**INSTRUCTIONS FOR THE TASK**.
Every single entry needs to appear again exactly as given.

(DATA SECTION)

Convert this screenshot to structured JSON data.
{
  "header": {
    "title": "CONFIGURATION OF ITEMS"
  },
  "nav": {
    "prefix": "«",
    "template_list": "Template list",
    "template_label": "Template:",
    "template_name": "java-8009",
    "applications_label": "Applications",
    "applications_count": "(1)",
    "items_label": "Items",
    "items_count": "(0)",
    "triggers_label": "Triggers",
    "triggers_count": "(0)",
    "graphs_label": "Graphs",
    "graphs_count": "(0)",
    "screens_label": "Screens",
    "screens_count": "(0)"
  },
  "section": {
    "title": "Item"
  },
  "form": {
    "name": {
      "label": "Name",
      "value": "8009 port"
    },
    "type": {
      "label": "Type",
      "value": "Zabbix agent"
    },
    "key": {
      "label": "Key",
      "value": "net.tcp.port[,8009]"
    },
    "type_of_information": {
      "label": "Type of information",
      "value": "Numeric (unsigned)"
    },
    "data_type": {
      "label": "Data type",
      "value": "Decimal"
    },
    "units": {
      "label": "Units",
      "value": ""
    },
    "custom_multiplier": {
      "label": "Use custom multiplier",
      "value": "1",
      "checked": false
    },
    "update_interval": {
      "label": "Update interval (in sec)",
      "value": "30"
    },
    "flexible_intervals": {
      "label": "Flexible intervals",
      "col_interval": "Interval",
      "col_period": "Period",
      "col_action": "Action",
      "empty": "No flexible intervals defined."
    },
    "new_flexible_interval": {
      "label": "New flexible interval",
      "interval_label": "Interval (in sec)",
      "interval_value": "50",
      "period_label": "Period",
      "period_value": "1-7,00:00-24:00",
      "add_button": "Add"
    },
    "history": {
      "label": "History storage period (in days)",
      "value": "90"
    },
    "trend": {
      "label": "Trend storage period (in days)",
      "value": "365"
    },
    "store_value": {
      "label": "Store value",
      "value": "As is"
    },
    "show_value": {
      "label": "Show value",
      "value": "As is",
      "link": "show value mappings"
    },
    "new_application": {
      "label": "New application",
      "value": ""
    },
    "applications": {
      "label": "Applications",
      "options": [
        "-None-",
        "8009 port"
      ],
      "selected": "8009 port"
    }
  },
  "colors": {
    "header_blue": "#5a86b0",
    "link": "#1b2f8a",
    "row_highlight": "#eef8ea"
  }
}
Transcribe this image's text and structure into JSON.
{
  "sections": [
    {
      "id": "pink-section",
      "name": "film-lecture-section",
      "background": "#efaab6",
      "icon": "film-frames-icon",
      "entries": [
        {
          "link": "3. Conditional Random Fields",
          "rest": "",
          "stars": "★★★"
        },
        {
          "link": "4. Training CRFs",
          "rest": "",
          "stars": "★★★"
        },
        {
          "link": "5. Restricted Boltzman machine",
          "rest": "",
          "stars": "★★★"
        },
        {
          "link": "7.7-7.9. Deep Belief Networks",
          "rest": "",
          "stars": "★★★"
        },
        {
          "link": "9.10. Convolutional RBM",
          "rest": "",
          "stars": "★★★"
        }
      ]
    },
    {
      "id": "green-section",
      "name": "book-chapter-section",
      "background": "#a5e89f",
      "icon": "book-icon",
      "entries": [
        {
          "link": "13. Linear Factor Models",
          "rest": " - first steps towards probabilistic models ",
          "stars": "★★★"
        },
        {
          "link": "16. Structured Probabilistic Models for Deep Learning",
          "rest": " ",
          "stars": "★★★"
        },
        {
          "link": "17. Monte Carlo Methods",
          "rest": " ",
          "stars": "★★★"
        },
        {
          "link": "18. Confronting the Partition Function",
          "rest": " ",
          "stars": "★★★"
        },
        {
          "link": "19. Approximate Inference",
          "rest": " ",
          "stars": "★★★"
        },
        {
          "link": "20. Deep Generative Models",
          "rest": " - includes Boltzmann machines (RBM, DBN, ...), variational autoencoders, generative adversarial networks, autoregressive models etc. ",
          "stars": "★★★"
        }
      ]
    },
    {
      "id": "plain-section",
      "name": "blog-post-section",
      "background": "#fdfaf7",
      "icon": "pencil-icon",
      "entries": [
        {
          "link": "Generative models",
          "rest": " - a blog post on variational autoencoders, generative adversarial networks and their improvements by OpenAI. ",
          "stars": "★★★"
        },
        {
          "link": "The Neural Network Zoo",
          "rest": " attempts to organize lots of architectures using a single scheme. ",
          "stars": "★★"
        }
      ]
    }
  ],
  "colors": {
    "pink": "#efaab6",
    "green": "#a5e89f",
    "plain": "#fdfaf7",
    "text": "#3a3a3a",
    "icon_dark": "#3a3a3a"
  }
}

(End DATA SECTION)

**RESULT**.
Convert this screenshot to structured JSON data.
{
  "header": {
    "title": "CONFIGURATION OF ITEMS"
  },
  "nav": {
    "prefix": "«",
    "template_list": "Template list",
    "template_label": "Template:",
    "template_name": "java-8009",
    "applications_label": "Applications",
    "applications_count": "(1)",
    "items_label": "Items",
    "items_count": "(0)",
    "triggers_label": "Triggers",
    "triggers_count": "(0)",
    "graphs_label": "Graphs",
    "graphs_count": "(0)",
    "screens_label": "Screens",
    "screens_count": "(0)"
  },
  "section": {
    "title": "Item"
  },
  "form": {
    "name": {
      "label": "Name",
      "value": "8009 port"
    },
    "type": {
      "label": "Type",
      "value": "Zabbix agent"
    },
    "key": {
      "label": "Key",
      "value": "net.tcp.port[,8009]"
    },
    "type_of_information": {
      "label": "Type of information",
      "value": "Numeric (unsigned)"
    },
    "data_type": {
      "label": "Data type",
      "value": "Decimal"
    },
    "units": {
      "label": "Units",
      "value": ""
    },
    "custom_multiplier": {
      "label": "Use custom multiplier",
      "value": "1",
      "checked": false
    },
    "update_interval": {
      "label": "Update interval (in sec)",
      "value": "30"
    },
    "flexible_intervals": {
      "label": "Flexible intervals",
      "col_interval": "Interval",
      "col_period": "Period",
      "col_action": "Action",
      "empty": "No flexible intervals defined."
    },
    "new_flexible_interval": {
      "label": "New flexible interval",
      "interval_label": "Interval (in sec)",
      "interval_value": "50",
      "period_label": "Period",
      "period_value": "1-7,00:00-24:00",
      "add_button": "Add"
    },
    "history": {
      "label": "History storage period (in days)",
      "value": "90"
    },
    "trend": {
      "label": "Trend storage period (in days)",
      "value": "365"
    },
    "store_value": {
      "label": "Store value",
      "value": "As is"
    },
    "show_value": {
      "label": "Show value",
      "value": "As is",
      "link": "show value mappings"
    },
    "new_application": {
      "label": "New application",
      "value": ""
    },
    "applications": {
      "label": "Applications",
      "options": [
        "-None-",
        "8009 port"
      ],
      "selected": "8009 port"
    }
  },
  "colors": {
    "header_blue": "#5a86b0",
    "link": "#1b2f8a",
    "row_highlight": "#eef8ea"
  }
}
Transcribe this image's text and structure into JSON.
{
  "sections": [
    {
      "id": "pink-section",
      "name": "film-lecture-section",
      "background": "#efaab6",
      "icon": "film-frames-icon",
      "entries": [
        {
          "link": "3. Conditional Random Fields",
          "rest": "",
          "stars": "★★★"
        },
        {
          "link": "4. Training CRFs",
          "rest": "",
          "stars": "★★★"
        },
        {
          "link": "5. Restricted Boltzman machine",
          "rest": "",
          "stars": "★★★"
        },
        {
          "link": "7.7-7.9. Deep Belief Networks",
          "rest": "",
          "stars": "★★★"
        },
        {
          "link": "9.10. Convolutional RBM",
          "rest": "",
          "stars": "★★★"
        }
      ]
    },
    {
      "id": "green-section",
      "name": "book-chapter-section",
      "background": "#a5e89f",
      "icon": "book-icon",
      "entries": [
        {
          "link": "13. Linear Factor Models",
          "rest": " - first steps towards probabilistic models ",
          "stars": "★★★"
        },
        {
          "link": "16. Structured Probabilistic Models for Deep Learning",
          "rest": " ",
          "stars": "★★★"
        },
        {
          "link": "17. Monte Carlo Methods",
          "rest": " ",
          "stars": "★★★"
        },
        {
          "link": "18. Confronting the Partition Function",
          "rest": " ",
          "stars": "★★★"
        },
        {
          "link": "19. Approximate Inference",
          "rest": " ",
          "stars": "★★★"
        },
        {
          "link": "20. Deep Generative Models",
          "rest": " - includes Boltzmann machines (RBM, DBN, ...), variational autoencoders, generative adversarial networks, autoregressive models etc. ",
          "stars": "★★★"
        }
      ]
    },
    {
      "id": "plain-section",
      "name": "blog-post-section",
      "background": "#fdfaf7",
      "icon": "pencil-icon",
      "entries": [
        {
          "link": "Generative models",
          "rest": " - a blog post on variational autoencoders, generative adversarial networks and their improvements by OpenAI. ",
          "stars": "★★★"
        },
        {
          "link": "The Neural Network Zoo",
          "rest": " attempts to organize lots of architectures using a single scheme. ",
          "stars": "★★"
        }
      ]
    }
  ],
  "colors": {
    "pink": "#efaab6",
    "green": "#a5e89f",
    "plain": "#fdfaf7",
    "text": "#3a3a3a",
    "icon_dark": "#3a3a3a"
  }
}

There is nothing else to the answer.